## EXERCISE BRIEF
Check every line of the material for the word "this". Copy those that have it.

## DATA SHOWN
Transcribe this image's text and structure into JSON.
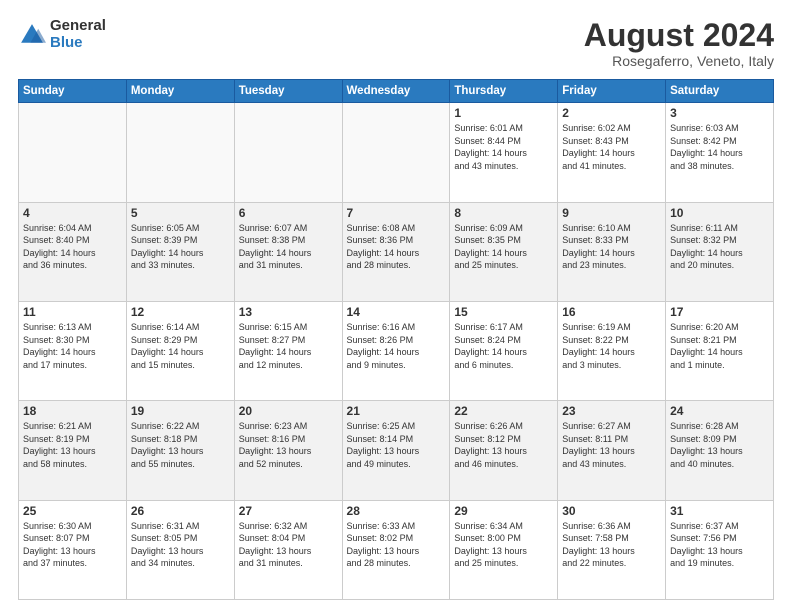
{
  "logo": {
    "general": "General",
    "blue": "Blue"
  },
  "header": {
    "month_year": "August 2024",
    "location": "Rosegaferro, Veneto, Italy"
  },
  "weekdays": [
    "Sunday",
    "Monday",
    "Tuesday",
    "Wednesday",
    "Thursday",
    "Friday",
    "Saturday"
  ],
  "weeks": [
    [
      {
        "day": "",
        "info": ""
      },
      {
        "day": "",
        "info": ""
      },
      {
        "day": "",
        "info": ""
      },
      {
        "day": "",
        "info": ""
      },
      {
        "day": "1",
        "info": "Sunrise: 6:01 AM\nSunset: 8:44 PM\nDaylight: 14 hours\nand 43 minutes."
      },
      {
        "day": "2",
        "info": "Sunrise: 6:02 AM\nSunset: 8:43 PM\nDaylight: 14 hours\nand 41 minutes."
      },
      {
        "day": "3",
        "info": "Sunrise: 6:03 AM\nSunset: 8:42 PM\nDaylight: 14 hours\nand 38 minutes."
      }
    ],
    [
      {
        "day": "4",
        "info": "Sunrise: 6:04 AM\nSunset: 8:40 PM\nDaylight: 14 hours\nand 36 minutes."
      },
      {
        "day": "5",
        "info": "Sunrise: 6:05 AM\nSunset: 8:39 PM\nDaylight: 14 hours\nand 33 minutes."
      },
      {
        "day": "6",
        "info": "Sunrise: 6:07 AM\nSunset: 8:38 PM\nDaylight: 14 hours\nand 31 minutes."
      },
      {
        "day": "7",
        "info": "Sunrise: 6:08 AM\nSunset: 8:36 PM\nDaylight: 14 hours\nand 28 minutes."
      },
      {
        "day": "8",
        "info": "Sunrise: 6:09 AM\nSunset: 8:35 PM\nDaylight: 14 hours\nand 25 minutes."
      },
      {
        "day": "9",
        "info": "Sunrise: 6:10 AM\nSunset: 8:33 PM\nDaylight: 14 hours\nand 23 minutes."
      },
      {
        "day": "10",
        "info": "Sunrise: 6:11 AM\nSunset: 8:32 PM\nDaylight: 14 hours\nand 20 minutes."
      }
    ],
    [
      {
        "day": "11",
        "info": "Sunrise: 6:13 AM\nSunset: 8:30 PM\nDaylight: 14 hours\nand 17 minutes."
      },
      {
        "day": "12",
        "info": "Sunrise: 6:14 AM\nSunset: 8:29 PM\nDaylight: 14 hours\nand 15 minutes."
      },
      {
        "day": "13",
        "info": "Sunrise: 6:15 AM\nSunset: 8:27 PM\nDaylight: 14 hours\nand 12 minutes."
      },
      {
        "day": "14",
        "info": "Sunrise: 6:16 AM\nSunset: 8:26 PM\nDaylight: 14 hours\nand 9 minutes."
      },
      {
        "day": "15",
        "info": "Sunrise: 6:17 AM\nSunset: 8:24 PM\nDaylight: 14 hours\nand 6 minutes."
      },
      {
        "day": "16",
        "info": "Sunrise: 6:19 AM\nSunset: 8:22 PM\nDaylight: 14 hours\nand 3 minutes."
      },
      {
        "day": "17",
        "info": "Sunrise: 6:20 AM\nSunset: 8:21 PM\nDaylight: 14 hours\nand 1 minute."
      }
    ],
    [
      {
        "day": "18",
        "info": "Sunrise: 6:21 AM\nSunset: 8:19 PM\nDaylight: 13 hours\nand 58 minutes."
      },
      {
        "day": "19",
        "info": "Sunrise: 6:22 AM\nSunset: 8:18 PM\nDaylight: 13 hours\nand 55 minutes."
      },
      {
        "day": "20",
        "info": "Sunrise: 6:23 AM\nSunset: 8:16 PM\nDaylight: 13 hours\nand 52 minutes."
      },
      {
        "day": "21",
        "info": "Sunrise: 6:25 AM\nSunset: 8:14 PM\nDaylight: 13 hours\nand 49 minutes."
      },
      {
        "day": "22",
        "info": "Sunrise: 6:26 AM\nSunset: 8:12 PM\nDaylight: 13 hours\nand 46 minutes."
      },
      {
        "day": "23",
        "info": "Sunrise: 6:27 AM\nSunset: 8:11 PM\nDaylight: 13 hours\nand 43 minutes."
      },
      {
        "day": "24",
        "info": "Sunrise: 6:28 AM\nSunset: 8:09 PM\nDaylight: 13 hours\nand 40 minutes."
      }
    ],
    [
      {
        "day": "25",
        "info": "Sunrise: 6:30 AM\nSunset: 8:07 PM\nDaylight: 13 hours\nand 37 minutes."
      },
      {
        "day": "26",
        "info": "Sunrise: 6:31 AM\nSunset: 8:05 PM\nDaylight: 13 hours\nand 34 minutes."
      },
      {
        "day": "27",
        "info": "Sunrise: 6:32 AM\nSunset: 8:04 PM\nDaylight: 13 hours\nand 31 minutes."
      },
      {
        "day": "28",
        "info": "Sunrise: 6:33 AM\nSunset: 8:02 PM\nDaylight: 13 hours\nand 28 minutes."
      },
      {
        "day": "29",
        "info": "Sunrise: 6:34 AM\nSunset: 8:00 PM\nDaylight: 13 hours\nand 25 minutes."
      },
      {
        "day": "30",
        "info": "Sunrise: 6:36 AM\nSunset: 7:58 PM\nDaylight: 13 hours\nand 22 minutes."
      },
      {
        "day": "31",
        "info": "Sunrise: 6:37 AM\nSunset: 7:56 PM\nDaylight: 13 hours\nand 19 minutes."
      }
    ]
  ]
}
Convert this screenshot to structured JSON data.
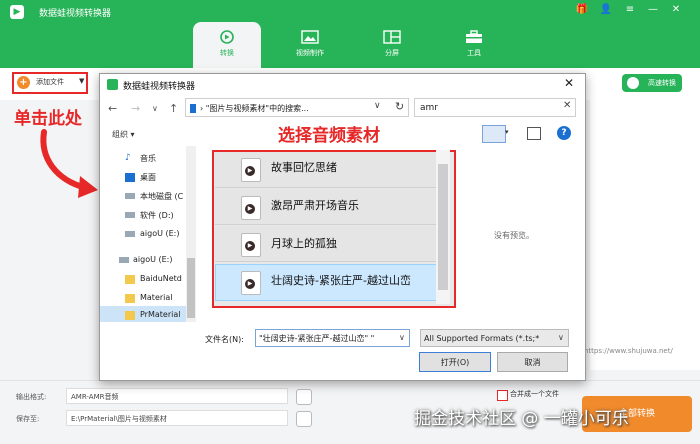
{
  "app": {
    "title": "数据蛙视频转换器",
    "tabs": [
      {
        "label": "转换",
        "active": true
      },
      {
        "label": "视频制作",
        "active": false
      },
      {
        "label": "分屏",
        "active": false
      },
      {
        "label": "工具",
        "active": false
      }
    ],
    "add_file_label": "添加文件",
    "hw_label": "高速转换",
    "red_hint": "单击此处",
    "url_text": "https://www.shujuwa.net/",
    "output_format_label": "输出格式:",
    "output_format_value": "AMR-AMR音频",
    "save_to_label": "保存至:",
    "save_to_value": "E:\\PrMaterial\\图片与视频素材",
    "merge_label": "合并成一个文件",
    "convert_label": "全部转换",
    "watermark": "掘金技术社区 @ 一罐小可乐"
  },
  "dialog": {
    "title": "数据蛙视频转换器",
    "address": "\"图片与视频素材\"中的搜索...",
    "search_value": "amr",
    "organize_label": "组织",
    "select_label": "选择音频素材",
    "tree": [
      "音乐",
      "桌面",
      "本地磁盘 (C",
      "软件 (D:)",
      "aigoU (E:)",
      "aigoU (E:)",
      "BaiduNetd",
      "Material",
      "PrMaterial"
    ],
    "files": [
      "故事回忆思绪",
      "激昂严肃开场音乐",
      "月球上的孤独",
      "壮阔史诗-紧张庄严-越过山峦"
    ],
    "no_preview": "没有预览。",
    "filename_label": "文件名(N):",
    "filename_value": "\"壮阔史诗-紧张庄严-越过山峦\" \"",
    "format_value": "All Supported Formats (*.ts;*",
    "open_label": "打开(O)",
    "cancel_label": "取消"
  },
  "colors": {
    "brand_green": "#27b358",
    "accent_orange": "#f08a2b",
    "annotation_red": "#e62828",
    "selection_blue": "#cce8ff"
  }
}
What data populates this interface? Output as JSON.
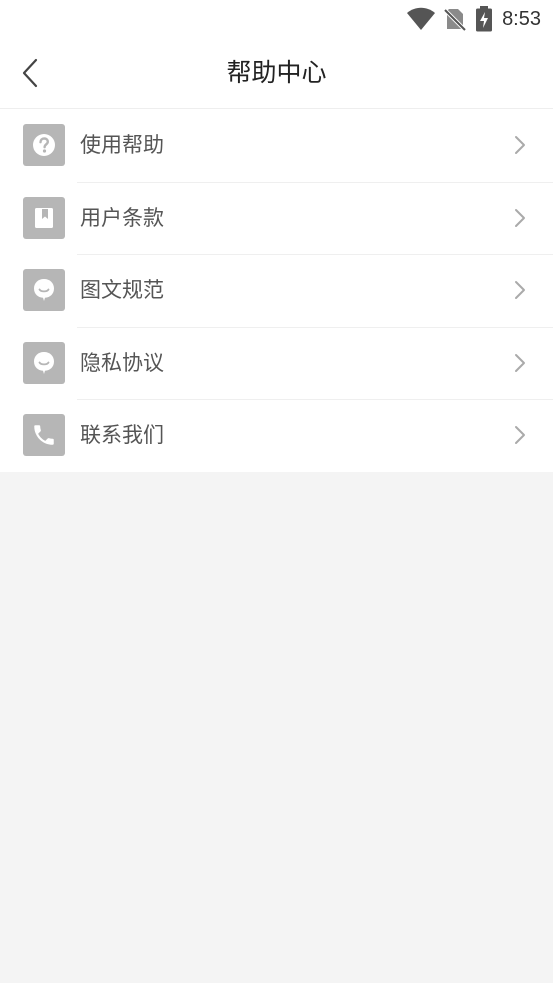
{
  "status_bar": {
    "time": "8:53",
    "icons": [
      "wifi-icon",
      "no-sim-icon",
      "battery-charging-icon"
    ]
  },
  "header": {
    "title": "帮助中心",
    "back_icon": "chevron-left-icon"
  },
  "menu": {
    "items": [
      {
        "label": "使用帮助",
        "icon": "question-icon"
      },
      {
        "label": "用户条款",
        "icon": "bookmark-icon"
      },
      {
        "label": "图文规范",
        "icon": "chat-bubble-icon"
      },
      {
        "label": "隐私协议",
        "icon": "chat-bubble-icon"
      },
      {
        "label": "联系我们",
        "icon": "phone-icon"
      }
    ]
  },
  "colors": {
    "background": "#f4f4f4",
    "surface": "#ffffff",
    "icon_tile": "#b6b6b6",
    "label_text": "#555555",
    "title_text": "#222222",
    "chevron": "#aaaaaa"
  }
}
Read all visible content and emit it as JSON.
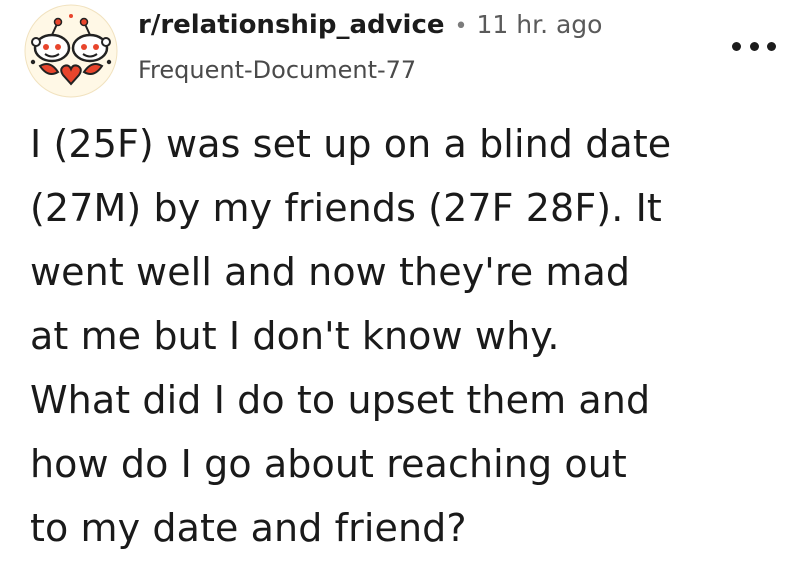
{
  "post": {
    "subreddit": "r/relationship_advice",
    "separator": "•",
    "time_ago": "11 hr. ago",
    "author": "Frequent-Document-77",
    "more_icon": "more-horizontal-icon",
    "title_lines": [
      "I (25F) was set up on a blind date",
      "(27M) by my friends (27F 28F). It",
      "went well and now they're mad",
      "at me but I don't know why.",
      "What did I do to upset them and",
      "how do I go about reaching out",
      "to my date and friend?"
    ]
  },
  "colors": {
    "avatar_red": "#e8452c",
    "avatar_light": "#fbe3b6",
    "text": "#1c1c1c",
    "muted": "#5a5a5a"
  }
}
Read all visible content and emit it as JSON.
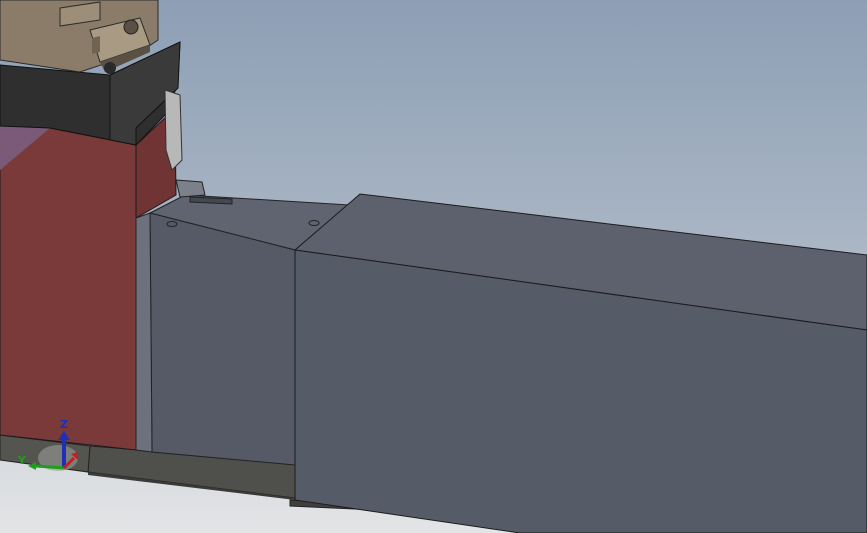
{
  "viewport": {
    "background_top": "#8fa0b5",
    "background_bottom": "#dcdfe3"
  },
  "parts": {
    "top_clamp_color": "#8b7d6b",
    "black_block_color": "#333333",
    "red_block_color": "#7a3b3a",
    "purple_face_color": "#7d5b7a",
    "main_body_color": "#545a66",
    "main_body_top_color": "#5d6370",
    "rail_color": "#4c4c4a"
  },
  "triad": {
    "z_label": "Z",
    "y_label": "Y",
    "x_label": "X",
    "z_color": "#1e2fb8",
    "y_color": "#1aa01a",
    "x_color": "#c42020"
  }
}
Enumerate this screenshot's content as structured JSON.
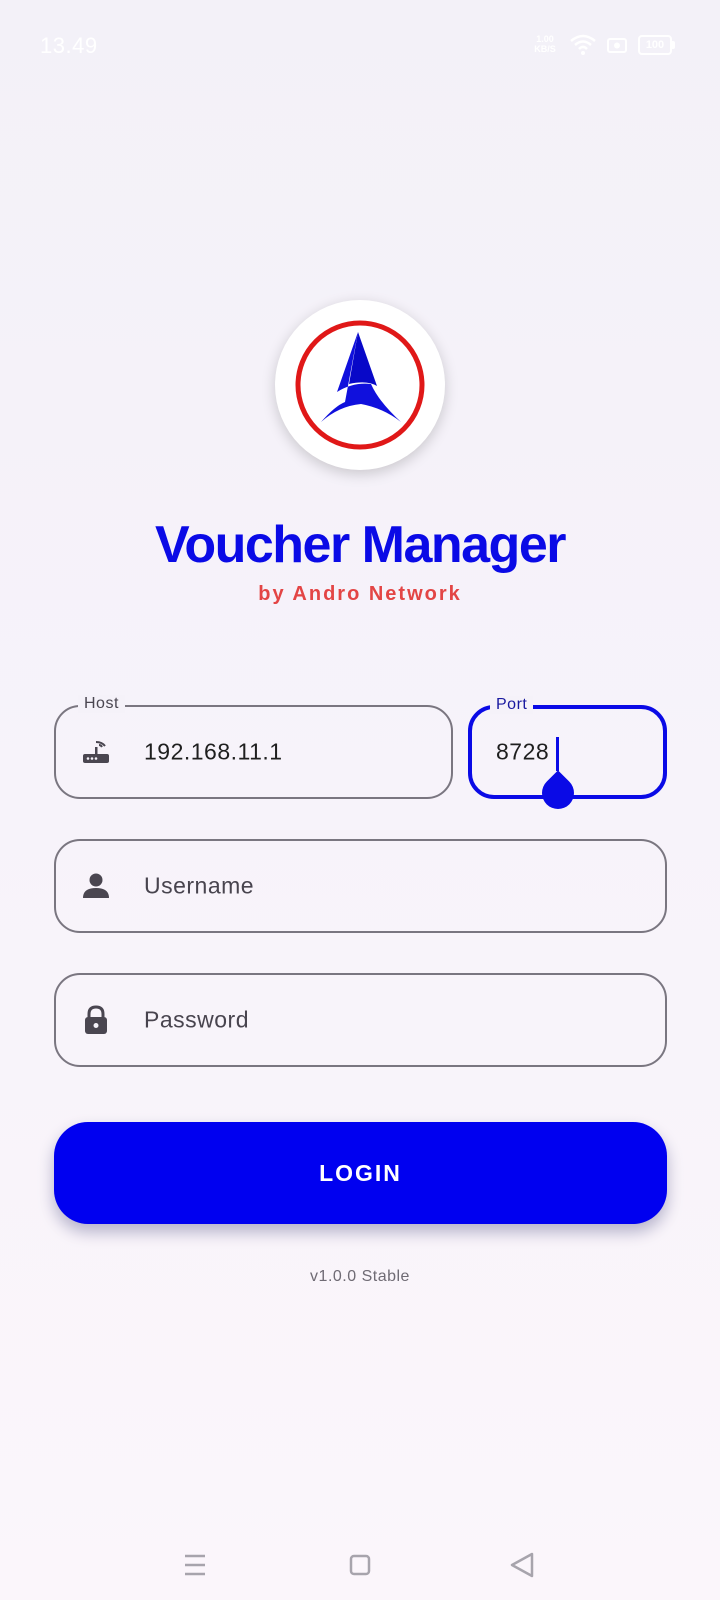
{
  "status_bar": {
    "time": "13.49",
    "network": "1.00 KB/S",
    "battery": "100"
  },
  "app": {
    "title": "Voucher Manager",
    "subtitle": "by Andro Network",
    "version": "v1.0.0 Stable"
  },
  "form": {
    "host": {
      "label": "Host",
      "value": "192.168.11.1",
      "icon": "router-icon"
    },
    "port": {
      "label": "Port",
      "value": "8728"
    },
    "username": {
      "placeholder": "Username",
      "icon": "person-icon"
    },
    "password": {
      "placeholder": "Password",
      "icon": "lock-icon"
    },
    "login_label": "LOGIN"
  },
  "colors": {
    "brand_blue": "#0a0ae6",
    "subtitle_red": "#e34545",
    "logo_ring_red": "#e01818"
  },
  "nav": {
    "icons": [
      "menu-icon",
      "home-icon",
      "back-icon"
    ]
  }
}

## WRITTEN SOLUTION
Transcribe this image's text and structure into JSON.
Convert this screenshot to structured JSON data.
What data populates this interface? Output as JSON.
Enumerate this screenshot's content as structured JSON.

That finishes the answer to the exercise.